Suffolk University Law School students helped secure a victory for a small-business client whose use of the MonsterFishKeepers name was opposed by the Monster Beverage Corp.

The holding company for the Monster energy drink empire maintained that it owns the word “Monster,” but the U.S. Trademark Trial and Appeal Board disagreed, dismissing the company’s opposition to the name that businessman Li-Wei Chih uses for his MonsterFishKeepers.com tropical aquarium website. Chih had sought to register the brand name for use on apparel.

Students from Suffolk Law’s Intellectual Property & Entrepreneurship Clinic worked on the case under the direction of former clinic director Eve Brown for more than three years. Brown and IPEC students also won a trademark case against Nautica in October 2015 on behalf of another small business, Nautigirl Brands, LLC. Brown refers to both Monster and Nautica as a "trademark bullies," 

Triumphs spur new legal venture

Their success in these cases has led to the formation of Bricolage Law, a legal services organization comprised of several intellectual property clinic graduates and their former professors: attorney Brown and entrepreneurship consultant Paul Nagy. The new firm will represent small, independent businesses of moderate means in intellectual property and business-law related matters.

“The goal is to fill the gap between clinic-eligible clients who cannot afford any legal fees and the highly profitable large corporations that can afford biglaw,” said Brown.

“There is, unfortunately, a massive population of small-business owners in the middle who don’t qualify for pro bono help but need sophisticated, experienced legal assistance to keep them afloat,” said Brown, who currently directs an Entrepreneurship & Intellectual Property Clinic at Boston University School of Law. “Clinic alumni are uniquely and perfectly situated to offer this help, since they have all been specially trained in providing this type of counsel, have a deep understanding of both law and business, and have proven dedication to and passion in the field.”

Ragini Shah, Clinical Professor of Law and Director of Clinical Programs said: “The IP clinic’s success in pursuing these cases demonstrates the power of practical legal experience in preparing students for practice while helping clients who might otherwise be unrepresented. And our alumni’s founding of Bricolage Law as an offshoot of the clinic shows both entrepreneurial spirit and a commitment to serving these clients.”

The Monster case

Monster Energy’s claims that it owns a “family” of trademarks all using the word “Monster” was struck down by the U.S. Trademark Trial and Appeal Board ruling.

“In defeating the world’s #1 trademark bully;” the students are helping MonsterFishKeepers and hundreds of other small businesses faced with Monster Energy’s “overreaching argument that it owns the word ‘Monster,’” said Brown.

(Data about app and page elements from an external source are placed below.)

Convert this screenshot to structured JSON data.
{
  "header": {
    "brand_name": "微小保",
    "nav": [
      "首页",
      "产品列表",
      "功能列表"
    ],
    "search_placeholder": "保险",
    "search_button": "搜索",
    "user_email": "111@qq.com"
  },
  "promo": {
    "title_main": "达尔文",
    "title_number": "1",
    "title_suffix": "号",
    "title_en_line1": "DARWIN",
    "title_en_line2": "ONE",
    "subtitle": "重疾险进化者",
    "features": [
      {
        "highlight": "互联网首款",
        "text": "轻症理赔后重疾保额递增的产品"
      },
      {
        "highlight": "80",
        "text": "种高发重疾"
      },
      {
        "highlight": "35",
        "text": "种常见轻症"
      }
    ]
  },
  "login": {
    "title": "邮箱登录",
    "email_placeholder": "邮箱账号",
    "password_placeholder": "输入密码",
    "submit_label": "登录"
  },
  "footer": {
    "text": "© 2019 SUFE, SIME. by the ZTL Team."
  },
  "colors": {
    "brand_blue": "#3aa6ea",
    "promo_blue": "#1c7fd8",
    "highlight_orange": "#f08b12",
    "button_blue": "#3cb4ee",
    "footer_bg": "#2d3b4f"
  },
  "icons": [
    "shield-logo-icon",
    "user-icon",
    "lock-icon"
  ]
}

“Monster Energy’s claim that they are so famous that they should be able to exclude anyone else from using “monster” was struck down,” she said. “Monster Energy was deemed to be famous only for energy drinks, which will again negatively impact their ability to prevent others from using the word in other categories.”

The board did rule that the MonsterFishKeepers logo, which featured an M with a devil’s horns and tail, was too similar to the beverage company’s logo.

Chih’s MonsterFishKeepers forum featured a Feb 1 post saying: “I have been battling my MonsterFishKeepers trademark with Monster Energy since 2012. As of today I can say I’ve beaten the monster! Monster Energy now has a ruling against its ludicrous and overreaching argument that it owns the word ‘Monster.’ Hope this ruling will help the hundreds of other small businesses being bullied by them.”

The blog post then goes on to thank Brown and Suffolk University.

The Suffolk Law students involved in the case, some of whom have graduated, include:

Carl Alexander Chiulli, ’13
Jerome Daniel Duval, ’13
Laura Lipinski, ’14
Casey Parent, ’14
Maria Jose Rivera, ’15
Emmanuel Gonzalez, ’15
Meaghen Kenney, ’16

“The future holds promising collaborations between the Law School and its alumni in the battle for access to justice for small business,” said Brown.